I’ve little doubt that in California, had those SSM advocates advanced a “repeal Prop. 8” initiative on California’s November 2012 ballot, it would’ve passed. That’s just a guess, of course, because there has been no such initiative, but does anyone doubt the vote would have been close? But instead, SSM advocates all over the state wait for nine people, none of whom have ever been elected to anything, and only one of whom was ever even a Californian, to decide for them whether they should have same-sex marriage in the state. How much better (not to mention faster) if they had simply decided it for themselves?
This is insanity. This is not self-government. It is government by a council of mandarins.
It ought to be about persuasion. Persuasion is what democracy is all about. The error of using countermajoritarian means to implement particular “rights” is not only that we have no way of knowing what these rights are, but there is no claim to popular acceptance, no claim to consensus or general approval. To say that an individual ought to be able to stand athwart the rest of society and say “Stop!” is not only bold, it is illegitimate. It is to suggest, nay to insist, that something other than the people govern the people.
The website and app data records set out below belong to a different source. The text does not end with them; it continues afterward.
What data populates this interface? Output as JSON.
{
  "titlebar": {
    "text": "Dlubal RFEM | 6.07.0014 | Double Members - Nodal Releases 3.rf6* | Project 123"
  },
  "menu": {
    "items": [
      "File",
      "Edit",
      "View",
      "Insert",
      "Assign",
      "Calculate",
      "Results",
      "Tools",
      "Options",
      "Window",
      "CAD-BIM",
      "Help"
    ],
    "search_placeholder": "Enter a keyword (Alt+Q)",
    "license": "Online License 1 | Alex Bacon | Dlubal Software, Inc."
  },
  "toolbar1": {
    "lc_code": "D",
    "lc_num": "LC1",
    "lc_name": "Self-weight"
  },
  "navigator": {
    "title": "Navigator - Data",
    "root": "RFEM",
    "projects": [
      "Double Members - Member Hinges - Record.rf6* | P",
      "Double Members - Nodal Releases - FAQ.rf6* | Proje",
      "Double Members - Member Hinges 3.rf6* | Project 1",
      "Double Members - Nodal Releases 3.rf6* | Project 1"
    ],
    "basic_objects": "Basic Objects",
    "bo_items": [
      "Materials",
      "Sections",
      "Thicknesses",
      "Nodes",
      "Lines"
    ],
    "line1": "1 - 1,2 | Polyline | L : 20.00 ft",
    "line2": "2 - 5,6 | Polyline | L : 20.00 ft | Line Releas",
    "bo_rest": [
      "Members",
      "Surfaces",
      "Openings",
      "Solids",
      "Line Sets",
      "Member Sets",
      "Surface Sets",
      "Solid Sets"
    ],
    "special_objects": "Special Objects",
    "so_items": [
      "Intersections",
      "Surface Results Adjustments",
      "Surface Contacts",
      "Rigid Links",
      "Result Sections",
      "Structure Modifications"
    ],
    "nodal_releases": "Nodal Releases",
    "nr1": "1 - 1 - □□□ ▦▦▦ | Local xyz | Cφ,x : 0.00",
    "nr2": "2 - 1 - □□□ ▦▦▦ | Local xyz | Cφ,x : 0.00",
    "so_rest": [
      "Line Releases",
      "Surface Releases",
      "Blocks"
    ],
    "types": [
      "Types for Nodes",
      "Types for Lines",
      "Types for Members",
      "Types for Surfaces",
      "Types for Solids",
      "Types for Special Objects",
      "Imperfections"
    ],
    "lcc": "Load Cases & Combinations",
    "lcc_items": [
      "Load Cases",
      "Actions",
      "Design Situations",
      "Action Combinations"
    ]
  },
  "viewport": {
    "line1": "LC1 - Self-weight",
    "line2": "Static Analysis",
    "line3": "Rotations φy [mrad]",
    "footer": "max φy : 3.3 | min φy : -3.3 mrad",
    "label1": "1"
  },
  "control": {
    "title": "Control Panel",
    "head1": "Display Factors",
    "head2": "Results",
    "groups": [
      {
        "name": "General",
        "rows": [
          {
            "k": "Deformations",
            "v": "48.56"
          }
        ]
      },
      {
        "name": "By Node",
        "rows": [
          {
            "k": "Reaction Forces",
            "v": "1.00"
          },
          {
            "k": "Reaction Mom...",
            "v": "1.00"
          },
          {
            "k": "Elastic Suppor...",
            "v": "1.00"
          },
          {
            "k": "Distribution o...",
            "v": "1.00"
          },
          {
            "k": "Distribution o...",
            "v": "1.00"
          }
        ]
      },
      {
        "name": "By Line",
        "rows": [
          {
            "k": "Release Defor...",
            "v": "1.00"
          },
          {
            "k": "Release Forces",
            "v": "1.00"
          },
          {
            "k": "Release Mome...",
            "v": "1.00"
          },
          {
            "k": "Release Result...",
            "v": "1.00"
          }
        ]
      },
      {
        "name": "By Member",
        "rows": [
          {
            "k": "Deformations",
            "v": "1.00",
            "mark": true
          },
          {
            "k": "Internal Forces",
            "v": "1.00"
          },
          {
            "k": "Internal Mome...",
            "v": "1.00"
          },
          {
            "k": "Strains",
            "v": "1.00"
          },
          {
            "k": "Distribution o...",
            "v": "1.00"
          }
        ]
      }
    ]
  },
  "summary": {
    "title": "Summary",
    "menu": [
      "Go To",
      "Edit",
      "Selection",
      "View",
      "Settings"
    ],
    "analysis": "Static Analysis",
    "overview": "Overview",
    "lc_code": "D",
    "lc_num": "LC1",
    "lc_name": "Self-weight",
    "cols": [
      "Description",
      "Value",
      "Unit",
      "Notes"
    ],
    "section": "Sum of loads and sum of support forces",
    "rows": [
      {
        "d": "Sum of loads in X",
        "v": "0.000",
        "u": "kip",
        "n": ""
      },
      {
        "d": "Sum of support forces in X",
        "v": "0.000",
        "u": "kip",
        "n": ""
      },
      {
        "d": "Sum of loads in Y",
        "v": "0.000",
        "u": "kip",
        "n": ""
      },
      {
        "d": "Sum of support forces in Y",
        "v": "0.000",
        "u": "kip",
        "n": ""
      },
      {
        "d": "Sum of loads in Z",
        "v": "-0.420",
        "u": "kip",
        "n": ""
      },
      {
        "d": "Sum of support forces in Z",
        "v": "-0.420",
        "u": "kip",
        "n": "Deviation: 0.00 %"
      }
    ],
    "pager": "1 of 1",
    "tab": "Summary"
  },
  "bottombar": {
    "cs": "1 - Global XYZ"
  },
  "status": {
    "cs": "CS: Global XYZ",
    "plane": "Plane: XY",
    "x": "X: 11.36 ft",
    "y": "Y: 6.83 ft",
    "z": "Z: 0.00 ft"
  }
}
At the end of the day, it’s a god that countermajoritarians point to and I find it particularly odd that my friend Burt, an avowed atheist, seems to worship this god of “individual rights.” Whence arises these rights, if not from some immanent, numenous Other? It can only, ultimately, be a divine will that somehow certain things are elevated above the rough-and-tumble of politics and the to-and-fro of the opinion of one’s peers. To claim the right to say “This is above the majority, this is beyond the ability of the majority to regulate” is to arrogate knowledge of that divine will to oneself, or worse yet, to assume that divine status. We elevate our judges to this divine level when we ask them to obstruct the will of a majority. Ask a judge yourself if you doubt the impropriety of this: she will tell you she is not divine and she will disclaim such special knowledge of the transcendent. No, for the law there can be no claim to knowledge of the divine, only the knowledge of the majority. Leave divination to the clerics, Burt.
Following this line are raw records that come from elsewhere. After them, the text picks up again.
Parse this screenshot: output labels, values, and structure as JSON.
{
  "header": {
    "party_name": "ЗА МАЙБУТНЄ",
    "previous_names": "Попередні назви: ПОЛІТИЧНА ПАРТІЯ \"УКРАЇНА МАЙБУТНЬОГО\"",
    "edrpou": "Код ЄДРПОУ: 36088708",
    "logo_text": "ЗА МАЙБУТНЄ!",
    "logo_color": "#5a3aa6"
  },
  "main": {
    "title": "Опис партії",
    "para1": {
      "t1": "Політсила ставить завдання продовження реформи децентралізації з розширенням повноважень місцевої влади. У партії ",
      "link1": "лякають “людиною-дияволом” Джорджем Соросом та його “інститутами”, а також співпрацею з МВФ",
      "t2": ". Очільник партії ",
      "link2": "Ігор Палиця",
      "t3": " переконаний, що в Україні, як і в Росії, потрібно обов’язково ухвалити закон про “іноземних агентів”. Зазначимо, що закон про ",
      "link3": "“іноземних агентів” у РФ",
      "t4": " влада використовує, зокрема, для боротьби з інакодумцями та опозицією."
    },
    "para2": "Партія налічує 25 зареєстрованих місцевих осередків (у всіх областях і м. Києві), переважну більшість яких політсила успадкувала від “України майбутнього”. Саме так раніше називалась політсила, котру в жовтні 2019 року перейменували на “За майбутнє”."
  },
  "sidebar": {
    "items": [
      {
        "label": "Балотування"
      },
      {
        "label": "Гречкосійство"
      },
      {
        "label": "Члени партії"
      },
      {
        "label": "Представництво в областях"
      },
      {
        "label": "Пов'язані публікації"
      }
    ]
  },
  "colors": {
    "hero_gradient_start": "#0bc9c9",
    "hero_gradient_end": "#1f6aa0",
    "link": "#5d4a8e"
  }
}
If there is a Transcendent Law out there, this “brooding omnipresence in the sky,” then it is utterly unknowable. We can take guesses as to what it might look like here and there but everyone, both atheist and believer alike, must ultimately claim modesty as to its true shape. And we should not pretend that our law emulates this unknowable amorphity.
What we can know is that we have compacted, whether explicitly or implicitly, with the rest of our fellow-citizens to jointly govern ourselves. This compact and the process created to fulfill it are the reason our laws are worthy of respect – we wrote them ourselves. They were not imposed upon us. We agreed to be governed by them. That is why they are legitimate.
That is why we must move our law and our way of thinking about it away from the idea of inchoate and malleable “individual rights” and understand what it truly is to be democratically self-governing. Stop judicial lawmaking and stop chasing the phantom of “individual rights.” We live in a democracy, let us govern it like one.